UW-Eau Claire will be building a state-of-the-art science facility on campus, and Chancellor James Schmidt couldn’t be more pleased.

“Phillips Hall’s days are numbered, and I look forward to beginning the planning and design process for this new building as soon as possible,” Schmidt said in a statement on Wednesday.

Schmidt said a new science and health sciences building “will allow our master collaborative research agreement with Mayo Clinic Health System to flourish. Together, and with this investment from the state of Wisconsin, UW-Eau Claire and Mayo Clinic are poised to tackle pressing research questions and needs for innovation in rural health care.”

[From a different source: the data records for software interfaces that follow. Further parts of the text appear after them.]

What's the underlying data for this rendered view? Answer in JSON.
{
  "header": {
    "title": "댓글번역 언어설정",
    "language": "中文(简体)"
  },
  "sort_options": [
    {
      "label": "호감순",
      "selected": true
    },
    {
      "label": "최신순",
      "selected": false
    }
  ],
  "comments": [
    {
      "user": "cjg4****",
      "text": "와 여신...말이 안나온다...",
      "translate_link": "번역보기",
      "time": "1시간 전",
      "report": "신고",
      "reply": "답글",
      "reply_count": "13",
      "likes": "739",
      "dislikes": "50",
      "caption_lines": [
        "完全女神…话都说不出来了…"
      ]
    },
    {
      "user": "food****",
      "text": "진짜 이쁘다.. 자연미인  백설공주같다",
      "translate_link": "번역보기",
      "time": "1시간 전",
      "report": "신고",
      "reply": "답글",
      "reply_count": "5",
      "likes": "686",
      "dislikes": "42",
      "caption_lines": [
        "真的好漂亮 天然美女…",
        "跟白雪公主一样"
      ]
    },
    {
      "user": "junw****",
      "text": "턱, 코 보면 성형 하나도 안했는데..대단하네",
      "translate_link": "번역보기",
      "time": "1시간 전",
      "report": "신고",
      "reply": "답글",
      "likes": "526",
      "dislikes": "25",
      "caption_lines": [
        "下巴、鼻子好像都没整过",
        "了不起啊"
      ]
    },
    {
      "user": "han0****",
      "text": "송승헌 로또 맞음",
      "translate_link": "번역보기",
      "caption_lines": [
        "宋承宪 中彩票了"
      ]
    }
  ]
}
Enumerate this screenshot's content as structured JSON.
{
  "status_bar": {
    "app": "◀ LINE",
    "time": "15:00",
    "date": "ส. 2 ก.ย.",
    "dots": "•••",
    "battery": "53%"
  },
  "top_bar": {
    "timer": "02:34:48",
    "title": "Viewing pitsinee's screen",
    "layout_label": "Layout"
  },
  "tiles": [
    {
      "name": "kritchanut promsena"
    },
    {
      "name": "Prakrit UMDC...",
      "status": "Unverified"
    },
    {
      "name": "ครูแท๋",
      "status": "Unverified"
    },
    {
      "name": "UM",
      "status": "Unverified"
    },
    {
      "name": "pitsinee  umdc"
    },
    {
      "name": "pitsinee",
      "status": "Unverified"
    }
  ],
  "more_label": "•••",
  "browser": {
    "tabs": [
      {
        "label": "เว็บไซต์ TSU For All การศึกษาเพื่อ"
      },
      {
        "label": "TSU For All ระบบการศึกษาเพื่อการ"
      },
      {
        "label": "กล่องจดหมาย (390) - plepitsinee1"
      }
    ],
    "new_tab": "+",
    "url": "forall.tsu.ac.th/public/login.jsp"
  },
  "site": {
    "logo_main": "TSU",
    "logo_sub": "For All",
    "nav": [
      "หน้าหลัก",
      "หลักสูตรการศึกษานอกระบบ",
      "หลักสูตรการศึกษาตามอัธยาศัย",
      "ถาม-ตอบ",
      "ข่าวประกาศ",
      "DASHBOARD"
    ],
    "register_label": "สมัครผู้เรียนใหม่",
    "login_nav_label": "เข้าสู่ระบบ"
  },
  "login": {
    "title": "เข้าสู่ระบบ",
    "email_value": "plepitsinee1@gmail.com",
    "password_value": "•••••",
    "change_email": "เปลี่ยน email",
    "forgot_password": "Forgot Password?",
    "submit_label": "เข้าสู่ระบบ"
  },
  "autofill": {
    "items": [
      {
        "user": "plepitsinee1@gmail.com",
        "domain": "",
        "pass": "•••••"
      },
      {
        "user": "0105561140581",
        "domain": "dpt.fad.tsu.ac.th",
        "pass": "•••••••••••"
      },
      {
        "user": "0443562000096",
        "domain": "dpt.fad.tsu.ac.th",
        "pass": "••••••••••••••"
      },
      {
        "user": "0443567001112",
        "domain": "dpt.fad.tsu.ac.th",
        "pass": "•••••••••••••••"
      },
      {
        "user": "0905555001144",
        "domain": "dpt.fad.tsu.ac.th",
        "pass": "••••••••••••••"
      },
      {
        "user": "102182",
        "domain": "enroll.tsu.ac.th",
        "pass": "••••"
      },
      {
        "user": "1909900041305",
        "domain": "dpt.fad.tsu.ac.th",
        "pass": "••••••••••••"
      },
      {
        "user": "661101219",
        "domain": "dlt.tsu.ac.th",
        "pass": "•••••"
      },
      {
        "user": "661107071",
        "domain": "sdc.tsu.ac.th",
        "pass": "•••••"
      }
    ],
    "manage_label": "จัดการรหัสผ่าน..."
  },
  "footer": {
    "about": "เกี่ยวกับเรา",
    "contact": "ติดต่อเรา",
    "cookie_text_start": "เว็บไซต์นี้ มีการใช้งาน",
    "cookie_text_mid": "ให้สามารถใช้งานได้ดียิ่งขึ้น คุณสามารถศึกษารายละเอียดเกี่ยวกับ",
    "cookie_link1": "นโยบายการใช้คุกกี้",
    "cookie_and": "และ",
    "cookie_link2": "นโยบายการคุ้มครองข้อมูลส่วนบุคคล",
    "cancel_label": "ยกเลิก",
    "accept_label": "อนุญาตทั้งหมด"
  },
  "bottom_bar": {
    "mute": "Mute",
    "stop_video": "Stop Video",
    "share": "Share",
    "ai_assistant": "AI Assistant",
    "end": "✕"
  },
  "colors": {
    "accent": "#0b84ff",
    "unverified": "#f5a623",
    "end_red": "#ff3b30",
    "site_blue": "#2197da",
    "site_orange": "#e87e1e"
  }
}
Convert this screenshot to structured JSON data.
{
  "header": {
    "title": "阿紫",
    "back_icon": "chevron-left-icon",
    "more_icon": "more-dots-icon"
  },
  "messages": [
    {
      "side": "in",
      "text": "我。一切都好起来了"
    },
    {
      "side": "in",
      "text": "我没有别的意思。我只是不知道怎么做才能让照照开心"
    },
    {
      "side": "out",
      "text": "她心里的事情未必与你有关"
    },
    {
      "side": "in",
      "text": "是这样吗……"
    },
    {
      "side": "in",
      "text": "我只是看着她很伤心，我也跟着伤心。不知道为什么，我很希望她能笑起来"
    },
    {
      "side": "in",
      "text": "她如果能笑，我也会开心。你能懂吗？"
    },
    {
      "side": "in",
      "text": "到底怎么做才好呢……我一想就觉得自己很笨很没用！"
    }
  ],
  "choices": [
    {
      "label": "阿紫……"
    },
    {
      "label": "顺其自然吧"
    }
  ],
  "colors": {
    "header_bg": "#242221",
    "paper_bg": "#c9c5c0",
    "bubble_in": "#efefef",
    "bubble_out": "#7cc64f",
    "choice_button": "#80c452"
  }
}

The state budget signed by Gov. Tony Evers on Wednesday included $109 million for the first phase of the science building at UW-Eau Claire to replace the aging Phillips Science Hall, plus $1 million for advance planning of the project’s second phase. The budget also provided for infrastructure updates at UW-Eau Claire and renovation monies for Haas Fine Arts Center.

Both Schmidt and UW-Stout Chancellor Bob Meyer was pleased the budget included 2 percent salary increases for eligible UW System employees, which will go into effect Jan. 1, 2020, and Jan. 1, 2021. Meyer called the salary increases his top priority for the budget cycle.

UW-Stout also will receive $35 million for remodeling South Hall residence hall.

But Meyer, who is retiring next month, was disappointed in the level of state aid UW-Stout will receive in the budget.

“The $45 million approved by the Legislature was less than half the governor proposed and comes with more restrictions,” Meyer said. “Coupled with a continued tuition freeze, this will make navigating the fiscal landscape of 2019-21 extremely difficult.”

Chippewa Valley lawmakers reacted along party lines to Evers signing the state budget with 78 partial-vetoes.

Rep. Jodi Emerson, D-Eau Claire, praised Evers’ vetoes “to help shaped a flawed budget” approved by the Republican-controlled Legislature.

“One benefit is the increase of nearly $100 million in education over the biennium. This will allow us to make investments in our children a priority and will be a huge boost to our public education system,” she said.

State Sen. Jeff Smith, D-town of Brunswick, said Evers “did what the voters elected him to do last fall by shielding the people with his veto pen. Protecting clean water, providing an additional $90 million for our students and preserving local control were the most notable gains.”

State Sen. Kathy Bernier, R-Lake Hallie, said she was pleased Evers signed the majority of the budget, but was “deeply disappointed” he removed funding for expanded mental health treatment in west-central Wisconsin.

“The funding was meant for HSHS Sacred Heart and HSHS St. Joseph’s Hospitals to provide critical mental health services for adolescents and adults in northern, central and western Wisconsin; instead Governor Evers is sending it back to Madison,” Bernier said in a statement. “I am frustrated by the decision but I will continue fighting to get these critical mental health services back in our area.”

Rep. Warren Petryk, R-Eleva, also criticized Evers’ veto of the “much-needed Regional Mental Health Crisis Center.”

Petryk said his constituents in the 93rd Assembly District didn’t support Evers’ original budget proposal. He said the Legislature sent the governor a “thoughtful, responsible budget, which he signed. ...”